. They identified a de novo germline deletion/insertion in the SMARCB1
gene in a patient with schwannomatosis [14
]. Three different tumors derived from this patient showed deletion/insertion and a somatic NF2
mutation on the same allele, but no other SMARCB1
mutations. In addition, two of the tumors had somatic loss of heterozygosity encompassing the SMARCB1
region in chromosome 22q11.2. In tumor tissues from two other patients, they found a somatic SMARCB1
mutation in association with loss of heterozygosity, but no germline mutations were identified. They proposed that this 4-hit mechanism was the etiology for development of tumors. Kotch et al. recently attributed this 4-hit mechanism in the pathogenesis of SMARCB1-deficient ATRT in the setting of germline NF2
]. A similar process may have resulted in our case of SMARCB1-deficient RCCU-MP in a young patient with germline NF2
mutation. The lack of somatic alterations detected by our NGS assay is consistent with prior experience in RMC and RCCU-MP, whereby clinical grade NGS is unable to identify the genomic causes of SMARCB1
loss in the majority of cases [4
RMC and its RCCU-MP variant are typically highly aggressive malignancies with a median survival of only 13 months from diagnosis and a 29% response rate to platinum-based chemotherapy [5
]. Our patient demonstrated a profoundly rare complete response to platinum-based chemotherapy. It is unclear whether this gratifying response is related to the unique genetic background of this particular case. Of note, the ATRT case reported by Kotch et al. had a very aggressive response and was refractory to intensive cytotoxic chemotherapy [4
In conclusion, we present the first case of pediatric RCCU-MP in a patient with NF2
germline mutation. She has responded well to treatment similar to RMC treatment and is currently disease free. This tumor is not typical for patients with NF2 and is outside the scope of routine surveillance.

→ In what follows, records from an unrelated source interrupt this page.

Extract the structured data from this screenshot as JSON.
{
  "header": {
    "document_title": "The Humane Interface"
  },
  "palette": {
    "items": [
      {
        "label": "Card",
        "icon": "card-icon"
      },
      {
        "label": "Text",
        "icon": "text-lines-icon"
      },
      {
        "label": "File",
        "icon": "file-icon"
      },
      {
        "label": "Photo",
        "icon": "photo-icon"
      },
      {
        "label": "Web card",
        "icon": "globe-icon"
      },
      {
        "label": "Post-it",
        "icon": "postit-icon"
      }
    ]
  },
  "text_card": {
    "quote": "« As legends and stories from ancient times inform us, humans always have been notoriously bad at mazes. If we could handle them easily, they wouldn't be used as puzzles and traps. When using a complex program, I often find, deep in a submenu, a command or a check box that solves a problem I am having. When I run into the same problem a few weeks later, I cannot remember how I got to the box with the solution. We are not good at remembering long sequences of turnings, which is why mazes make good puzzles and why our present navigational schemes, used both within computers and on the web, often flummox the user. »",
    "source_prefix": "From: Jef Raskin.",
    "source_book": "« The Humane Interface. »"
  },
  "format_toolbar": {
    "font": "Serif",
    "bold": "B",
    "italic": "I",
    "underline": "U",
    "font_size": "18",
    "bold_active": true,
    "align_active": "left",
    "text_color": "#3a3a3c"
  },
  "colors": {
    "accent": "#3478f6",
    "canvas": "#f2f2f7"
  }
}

However, the close proximity of NF2
within chromosome 22q11.2 and their established synergy in the development of other neoplasms [3
] suggests that SMARCB1-deficient malignancies such as RMC/RCCU-MP, ATRT and potentially MRT, should be high in the differential diagnosis in patients with germline NF2
mutations presenting with tumors outside the usual spectrum associated with NF2. In these scenarios, pathological evaluation should include staining for SMARCB1 loss.